We recently received an interim
report, which is designed to provide early input into Metro’s
2010/2011 budget development process.
The interim report focuses exclusively on financial planning elements
of the audit and recommends that approximately $105 million could reasonably be
removed from Metro’s bus replacement reserve fund. My colleagues
and I are working with Metro officials to determine how these one-time
dollars and the other efficiencies identified in the interim report
can be used to address Metro’s deficit.
The auditor’s final report and recommendations are expected
The vans will provide mobility for a diverse array of King County

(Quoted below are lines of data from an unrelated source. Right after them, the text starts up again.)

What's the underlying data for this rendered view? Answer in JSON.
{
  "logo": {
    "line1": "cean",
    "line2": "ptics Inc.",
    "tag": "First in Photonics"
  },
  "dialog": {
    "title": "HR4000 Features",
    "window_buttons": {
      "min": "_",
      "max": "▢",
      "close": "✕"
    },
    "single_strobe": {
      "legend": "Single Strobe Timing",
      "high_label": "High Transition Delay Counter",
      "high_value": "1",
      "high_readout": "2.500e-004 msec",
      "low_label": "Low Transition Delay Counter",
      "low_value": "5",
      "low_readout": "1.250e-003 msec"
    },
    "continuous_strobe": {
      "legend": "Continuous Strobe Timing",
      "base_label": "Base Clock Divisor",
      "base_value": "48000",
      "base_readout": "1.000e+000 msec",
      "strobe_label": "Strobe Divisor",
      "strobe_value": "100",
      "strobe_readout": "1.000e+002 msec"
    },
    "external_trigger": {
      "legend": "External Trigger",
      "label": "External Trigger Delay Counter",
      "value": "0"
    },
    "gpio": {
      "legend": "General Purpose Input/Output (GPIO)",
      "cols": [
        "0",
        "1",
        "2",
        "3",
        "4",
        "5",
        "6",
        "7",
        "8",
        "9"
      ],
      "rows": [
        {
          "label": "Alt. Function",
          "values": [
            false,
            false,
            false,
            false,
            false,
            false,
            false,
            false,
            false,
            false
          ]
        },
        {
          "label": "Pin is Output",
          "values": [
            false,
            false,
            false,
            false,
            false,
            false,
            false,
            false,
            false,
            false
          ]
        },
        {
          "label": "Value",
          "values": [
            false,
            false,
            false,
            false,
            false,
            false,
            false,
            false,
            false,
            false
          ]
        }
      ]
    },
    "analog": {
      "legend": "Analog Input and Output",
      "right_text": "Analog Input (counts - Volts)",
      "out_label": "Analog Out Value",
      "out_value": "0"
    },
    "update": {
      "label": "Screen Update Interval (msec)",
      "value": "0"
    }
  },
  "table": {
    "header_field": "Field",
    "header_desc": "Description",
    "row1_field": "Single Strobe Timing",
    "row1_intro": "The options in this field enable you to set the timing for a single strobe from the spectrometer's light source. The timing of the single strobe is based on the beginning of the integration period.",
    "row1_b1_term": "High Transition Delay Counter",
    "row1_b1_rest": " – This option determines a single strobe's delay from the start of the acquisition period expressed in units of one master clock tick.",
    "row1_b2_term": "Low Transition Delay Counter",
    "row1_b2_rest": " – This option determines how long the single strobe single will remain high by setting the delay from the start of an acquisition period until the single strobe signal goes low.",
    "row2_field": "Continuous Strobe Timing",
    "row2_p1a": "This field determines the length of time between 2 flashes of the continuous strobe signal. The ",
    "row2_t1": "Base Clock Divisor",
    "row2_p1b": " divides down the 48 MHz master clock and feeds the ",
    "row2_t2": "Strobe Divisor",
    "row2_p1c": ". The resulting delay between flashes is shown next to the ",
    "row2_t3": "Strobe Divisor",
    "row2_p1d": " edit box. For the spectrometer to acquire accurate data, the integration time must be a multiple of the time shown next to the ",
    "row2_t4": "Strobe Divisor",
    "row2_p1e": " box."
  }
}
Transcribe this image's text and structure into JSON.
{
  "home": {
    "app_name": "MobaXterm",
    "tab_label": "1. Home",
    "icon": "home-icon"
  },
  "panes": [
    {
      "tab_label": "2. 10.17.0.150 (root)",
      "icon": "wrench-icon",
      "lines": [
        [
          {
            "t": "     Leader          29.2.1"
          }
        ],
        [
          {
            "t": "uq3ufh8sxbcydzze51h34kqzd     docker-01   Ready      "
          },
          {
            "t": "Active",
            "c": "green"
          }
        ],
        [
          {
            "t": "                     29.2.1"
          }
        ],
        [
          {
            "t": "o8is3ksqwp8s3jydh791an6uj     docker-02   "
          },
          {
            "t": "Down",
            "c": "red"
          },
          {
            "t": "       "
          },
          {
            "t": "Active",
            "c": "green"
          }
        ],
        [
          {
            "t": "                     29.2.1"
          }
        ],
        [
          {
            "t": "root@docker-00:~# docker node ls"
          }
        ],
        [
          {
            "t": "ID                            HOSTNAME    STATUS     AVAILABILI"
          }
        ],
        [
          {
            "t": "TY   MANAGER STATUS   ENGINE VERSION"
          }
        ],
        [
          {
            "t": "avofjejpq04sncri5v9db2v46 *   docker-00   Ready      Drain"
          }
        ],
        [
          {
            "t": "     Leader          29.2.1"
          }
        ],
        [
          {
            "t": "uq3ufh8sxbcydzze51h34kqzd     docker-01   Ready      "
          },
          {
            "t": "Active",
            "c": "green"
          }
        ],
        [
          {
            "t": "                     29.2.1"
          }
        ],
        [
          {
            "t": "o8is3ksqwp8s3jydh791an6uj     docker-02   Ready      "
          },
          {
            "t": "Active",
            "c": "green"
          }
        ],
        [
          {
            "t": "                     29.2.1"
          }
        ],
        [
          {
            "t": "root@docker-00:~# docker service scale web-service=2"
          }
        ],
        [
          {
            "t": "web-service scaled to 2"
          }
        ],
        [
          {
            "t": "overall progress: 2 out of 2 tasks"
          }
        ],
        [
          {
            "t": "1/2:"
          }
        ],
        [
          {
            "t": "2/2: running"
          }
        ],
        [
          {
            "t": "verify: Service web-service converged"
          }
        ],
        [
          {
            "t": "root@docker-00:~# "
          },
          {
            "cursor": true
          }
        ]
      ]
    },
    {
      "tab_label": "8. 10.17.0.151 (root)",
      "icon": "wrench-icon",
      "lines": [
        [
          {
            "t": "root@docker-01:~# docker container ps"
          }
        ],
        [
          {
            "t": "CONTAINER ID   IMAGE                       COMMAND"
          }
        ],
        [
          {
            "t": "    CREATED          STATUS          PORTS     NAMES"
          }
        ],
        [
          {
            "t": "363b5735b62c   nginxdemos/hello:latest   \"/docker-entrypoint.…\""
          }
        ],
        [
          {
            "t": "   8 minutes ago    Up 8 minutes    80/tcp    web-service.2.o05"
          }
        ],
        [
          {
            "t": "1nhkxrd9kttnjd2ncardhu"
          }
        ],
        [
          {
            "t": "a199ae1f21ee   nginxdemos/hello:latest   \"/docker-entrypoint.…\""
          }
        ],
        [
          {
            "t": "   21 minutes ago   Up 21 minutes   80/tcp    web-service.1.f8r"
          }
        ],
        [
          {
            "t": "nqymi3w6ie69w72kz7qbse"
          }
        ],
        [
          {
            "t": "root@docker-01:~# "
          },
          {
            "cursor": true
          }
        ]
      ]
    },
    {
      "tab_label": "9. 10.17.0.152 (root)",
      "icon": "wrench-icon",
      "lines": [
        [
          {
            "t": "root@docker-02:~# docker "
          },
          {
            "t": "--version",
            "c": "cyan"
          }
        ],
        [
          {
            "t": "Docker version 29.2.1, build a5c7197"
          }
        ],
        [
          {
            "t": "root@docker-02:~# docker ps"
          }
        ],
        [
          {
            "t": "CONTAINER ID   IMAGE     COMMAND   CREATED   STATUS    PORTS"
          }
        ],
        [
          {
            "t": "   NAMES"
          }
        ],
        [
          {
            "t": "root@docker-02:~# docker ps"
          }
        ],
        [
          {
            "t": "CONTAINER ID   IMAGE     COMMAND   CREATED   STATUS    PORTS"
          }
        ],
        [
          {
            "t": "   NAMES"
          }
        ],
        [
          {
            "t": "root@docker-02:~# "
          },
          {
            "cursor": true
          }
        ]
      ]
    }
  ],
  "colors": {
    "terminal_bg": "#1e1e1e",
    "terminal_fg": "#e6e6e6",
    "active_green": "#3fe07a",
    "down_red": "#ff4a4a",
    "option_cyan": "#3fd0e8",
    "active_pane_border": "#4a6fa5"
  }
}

residents, support the positive work of various local organizations,
and relieve traffic congestion by reducing the need for single-occupancy
Update: King County Executive Appointment
On May 18, the Council
appointed interim County Executive Kurt Triplett to continue
full-time in that post through November. Triplett was chief of staff
to former Executive Ron Sims, who resigned May 8 following his appointment
as Deputy Secretary of the U.S. Department of Housing and Urban
Development. Triplett will serve as King County Executive until
the results of the general election are certified in late November.
Read more: Triplett
to continue as King County executive.
We had good candidates to choose from for County Executive. I supported former Seattle Mayor Charles Royer,
in part because the blue ribbon committee appointed by the Council
to review the candidates recommended him with a vote of 10-5 over Triplett. Triplett received the support of the majority of the Councilmembers, and I look forward to working with Executive Triplett
in the coming months.
Alaska-Yukon-Pacific Exposition Centennial Day
AYP Exposition Centennial Recognition.
The Council commemorated the 100-year anniversary of the region’s
first world’s fair by proclaiming June 1, 2009, Alaska-Yukon-Pacific
Exposition Centennial Day in King County. On that date in 1909,
President William Howard Taft signaled the commencement of the Exposition
from across the country by pressing a gold telegraph key. Upon receiving
the signal, the fair began.
The Exposition attracted nearly four million visitors as it showcased
the resources and industries of Seattle and the Pacific Northwest,
all on the site of the future University of Washington.
The centennial is being celebrated throughout the year with events
and activities that highlight the history and legacy of the